▶ _Exercise goal_: Only the records, repeated exactly, should make up the response.

(Website and app data records)
- - - - -

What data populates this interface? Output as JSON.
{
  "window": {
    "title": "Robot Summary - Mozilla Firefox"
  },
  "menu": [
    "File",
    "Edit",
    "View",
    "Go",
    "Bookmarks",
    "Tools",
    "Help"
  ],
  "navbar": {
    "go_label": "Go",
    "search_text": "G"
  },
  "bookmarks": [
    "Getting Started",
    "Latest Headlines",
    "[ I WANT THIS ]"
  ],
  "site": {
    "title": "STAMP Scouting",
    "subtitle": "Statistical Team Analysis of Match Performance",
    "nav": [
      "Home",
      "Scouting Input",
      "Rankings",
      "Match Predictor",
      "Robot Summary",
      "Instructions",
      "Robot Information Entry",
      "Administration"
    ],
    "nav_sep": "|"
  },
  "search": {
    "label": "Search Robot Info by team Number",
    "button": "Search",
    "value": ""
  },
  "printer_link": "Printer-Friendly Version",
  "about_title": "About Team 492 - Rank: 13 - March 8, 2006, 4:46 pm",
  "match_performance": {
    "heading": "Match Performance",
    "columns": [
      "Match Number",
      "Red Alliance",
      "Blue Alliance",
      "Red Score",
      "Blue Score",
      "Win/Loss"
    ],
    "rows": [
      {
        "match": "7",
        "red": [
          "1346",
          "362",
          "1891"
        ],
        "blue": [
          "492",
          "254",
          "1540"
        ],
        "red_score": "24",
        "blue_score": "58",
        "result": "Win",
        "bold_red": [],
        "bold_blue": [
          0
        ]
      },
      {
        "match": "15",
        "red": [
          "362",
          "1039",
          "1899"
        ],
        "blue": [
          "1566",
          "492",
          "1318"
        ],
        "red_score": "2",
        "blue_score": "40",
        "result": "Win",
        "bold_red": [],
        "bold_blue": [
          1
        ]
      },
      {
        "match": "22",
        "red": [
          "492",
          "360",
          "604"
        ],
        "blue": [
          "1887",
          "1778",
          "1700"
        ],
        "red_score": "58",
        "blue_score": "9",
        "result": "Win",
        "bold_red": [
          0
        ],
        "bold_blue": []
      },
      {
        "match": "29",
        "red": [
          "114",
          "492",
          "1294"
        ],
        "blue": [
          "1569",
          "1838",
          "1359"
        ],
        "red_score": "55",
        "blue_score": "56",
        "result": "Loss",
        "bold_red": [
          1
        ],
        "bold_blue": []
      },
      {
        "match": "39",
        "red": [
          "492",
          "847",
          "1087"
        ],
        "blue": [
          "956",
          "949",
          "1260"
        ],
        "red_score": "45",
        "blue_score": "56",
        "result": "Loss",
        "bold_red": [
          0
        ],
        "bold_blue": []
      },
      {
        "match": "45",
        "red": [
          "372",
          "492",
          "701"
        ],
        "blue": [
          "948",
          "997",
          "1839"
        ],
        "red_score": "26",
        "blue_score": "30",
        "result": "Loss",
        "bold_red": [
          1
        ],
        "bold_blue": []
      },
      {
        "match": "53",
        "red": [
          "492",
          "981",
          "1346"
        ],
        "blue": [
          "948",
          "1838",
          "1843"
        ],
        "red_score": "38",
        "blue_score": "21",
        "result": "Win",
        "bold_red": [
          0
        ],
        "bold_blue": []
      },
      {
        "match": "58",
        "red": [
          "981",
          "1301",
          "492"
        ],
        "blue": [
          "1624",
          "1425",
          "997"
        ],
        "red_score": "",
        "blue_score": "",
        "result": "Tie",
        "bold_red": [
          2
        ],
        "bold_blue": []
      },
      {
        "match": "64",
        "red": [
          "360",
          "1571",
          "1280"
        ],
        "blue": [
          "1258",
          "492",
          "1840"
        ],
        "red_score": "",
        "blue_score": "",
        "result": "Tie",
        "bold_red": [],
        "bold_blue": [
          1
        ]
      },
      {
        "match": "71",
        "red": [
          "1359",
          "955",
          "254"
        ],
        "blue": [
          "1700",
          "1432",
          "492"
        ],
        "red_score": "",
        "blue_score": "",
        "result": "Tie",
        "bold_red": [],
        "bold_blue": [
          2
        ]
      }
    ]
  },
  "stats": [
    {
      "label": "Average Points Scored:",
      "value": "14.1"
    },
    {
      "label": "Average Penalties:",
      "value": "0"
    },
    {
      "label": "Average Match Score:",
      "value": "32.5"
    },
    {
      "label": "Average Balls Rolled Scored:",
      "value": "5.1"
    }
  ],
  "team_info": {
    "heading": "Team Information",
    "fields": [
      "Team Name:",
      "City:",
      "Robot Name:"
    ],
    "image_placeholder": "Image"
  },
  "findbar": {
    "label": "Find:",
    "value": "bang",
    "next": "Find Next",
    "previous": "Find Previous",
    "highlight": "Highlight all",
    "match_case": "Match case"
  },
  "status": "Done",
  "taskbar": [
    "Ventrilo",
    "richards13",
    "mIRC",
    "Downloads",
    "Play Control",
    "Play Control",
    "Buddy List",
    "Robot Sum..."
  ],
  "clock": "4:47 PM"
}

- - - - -

▶ _Result_:
What data populates this interface? Output as JSON.
{
  "window": {
    "title": "Robot Summary - Mozilla Firefox"
  },
  "menu": [
    "File",
    "Edit",
    "View",
    "Go",
    "Bookmarks",
    "Tools",
    "Help"
  ],
  "navbar": {
    "go_label": "Go",
    "search_text": "G"
  },
  "bookmarks": [
    "Getting Started",
    "Latest Headlines",
    "[ I WANT THIS ]"
  ],
  "site": {
    "title": "STAMP Scouting",
    "subtitle": "Statistical Team Analysis of Match Performance",
    "nav": [
      "Home",
      "Scouting Input",
      "Rankings",
      "Match Predictor",
      "Robot Summary",
      "Instructions",
      "Robot Information Entry",
      "Administration"
    ],
    "nav_sep": "|"
  },
  "search": {
    "label": "Search Robot Info by team Number",
    "button": "Search",
    "value": ""
  },
  "printer_link": "Printer-Friendly Version",
  "about_title": "About Team 492 - Rank: 13 - March 8, 2006, 4:46 pm",
  "match_performance": {
    "heading": "Match Performance",
    "columns": [
      "Match Number",
      "Red Alliance",
      "Blue Alliance",
      "Red Score",
      "Blue Score",
      "Win/Loss"
    ],
    "rows": [
      {
        "match": "7",
        "red": [
          "1346",
          "362",
          "1891"
        ],
        "blue": [
          "492",
          "254",
          "1540"
        ],
        "red_score": "24",
        "blue_score": "58",
        "result": "Win",
        "bold_red": [],
        "bold_blue": [
          0
        ]
      },
      {
        "match": "15",
        "red": [
          "362",
          "1039",
          "1899"
        ],
        "blue": [
          "1566",
          "492",
          "1318"
        ],
        "red_score": "2",
        "blue_score": "40",
        "result": "Win",
        "bold_red": [],
        "bold_blue": [
          1
        ]
      },
      {
        "match": "22",
        "red": [
          "492",
          "360",
          "604"
        ],
        "blue": [
          "1887",
          "1778",
          "1700"
        ],
        "red_score": "58",
        "blue_score": "9",
        "result": "Win",
        "bold_red": [
          0
        ],
        "bold_blue": []
      },
      {
        "match": "29",
        "red": [
          "114",
          "492",
          "1294"
        ],
        "blue": [
          "1569",
          "1838",
          "1359"
        ],
        "red_score": "55",
        "blue_score": "56",
        "result": "Loss",
        "bold_red": [
          1
        ],
        "bold_blue": []
      },
      {
        "match": "39",
        "red": [
          "492",
          "847",
          "1087"
        ],
        "blue": [
          "956",
          "949",
          "1260"
        ],
        "red_score": "45",
        "blue_score": "56",
        "result": "Loss",
        "bold_red": [
          0
        ],
        "bold_blue": []
      },
      {
        "match": "45",
        "red": [
          "372",
          "492",
          "701"
        ],
        "blue": [
          "948",
          "997",
          "1839"
        ],
        "red_score": "26",
        "blue_score": "30",
        "result": "Loss",
        "bold_red": [
          1
        ],
        "bold_blue": []
      },
      {
        "match": "53",
        "red": [
          "492",
          "981",
          "1346"
        ],
        "blue": [
          "948",
          "1838",
          "1843"
        ],
        "red_score": "38",
        "blue_score": "21",
        "result": "Win",
        "bold_red": [
          0
        ],
        "bold_blue": []
      },
      {
        "match": "58",
        "red": [
          "981",
          "1301",
          "492"
        ],
        "blue": [
          "1624",
          "1425",
          "997"
        ],
        "red_score": "",
        "blue_score": "",
        "result": "Tie",
        "bold_red": [
          2
        ],
        "bold_blue": []
      },
      {
        "match": "64",
        "red": [
          "360",
          "1571",
          "1280"
        ],
        "blue": [
          "1258",
          "492",
          "1840"
        ],
        "red_score": "",
        "blue_score": "",
        "result": "Tie",
        "bold_red": [],
        "bold_blue": [
          1
        ]
      },
      {
        "match": "71",
        "red": [
          "1359",
          "955",
          "254"
        ],
        "blue": [
          "1700",
          "1432",
          "492"
        ],
        "red_score": "",
        "blue_score": "",
        "result": "Tie",
        "bold_red": [],
        "bold_blue": [
          2
        ]
      }
    ]
  },
  "stats": [
    {
      "label": "Average Points Scored:",
      "value": "14.1"
    },
    {
      "label": "Average Penalties:",
      "value": "0"
    },
    {
      "label": "Average Match Score:",
      "value": "32.5"
    },
    {
      "label": "Average Balls Rolled Scored:",
      "value": "5.1"
    }
  ],
  "team_info": {
    "heading": "Team Information",
    "fields": [
      "Team Name:",
      "City:",
      "Robot Name:"
    ],
    "image_placeholder": "Image"
  },
  "findbar": {
    "label": "Find:",
    "value": "bang",
    "next": "Find Next",
    "previous": "Find Previous",
    "highlight": "Highlight all",
    "match_case": "Match case"
  },
  "status": "Done",
  "taskbar": [
    "Ventrilo",
    "richards13",
    "mIRC",
    "Downloads",
    "Play Control",
    "Play Control",
    "Buddy List",
    "Robot Sum..."
  ],
  "clock": "4:47 PM"
}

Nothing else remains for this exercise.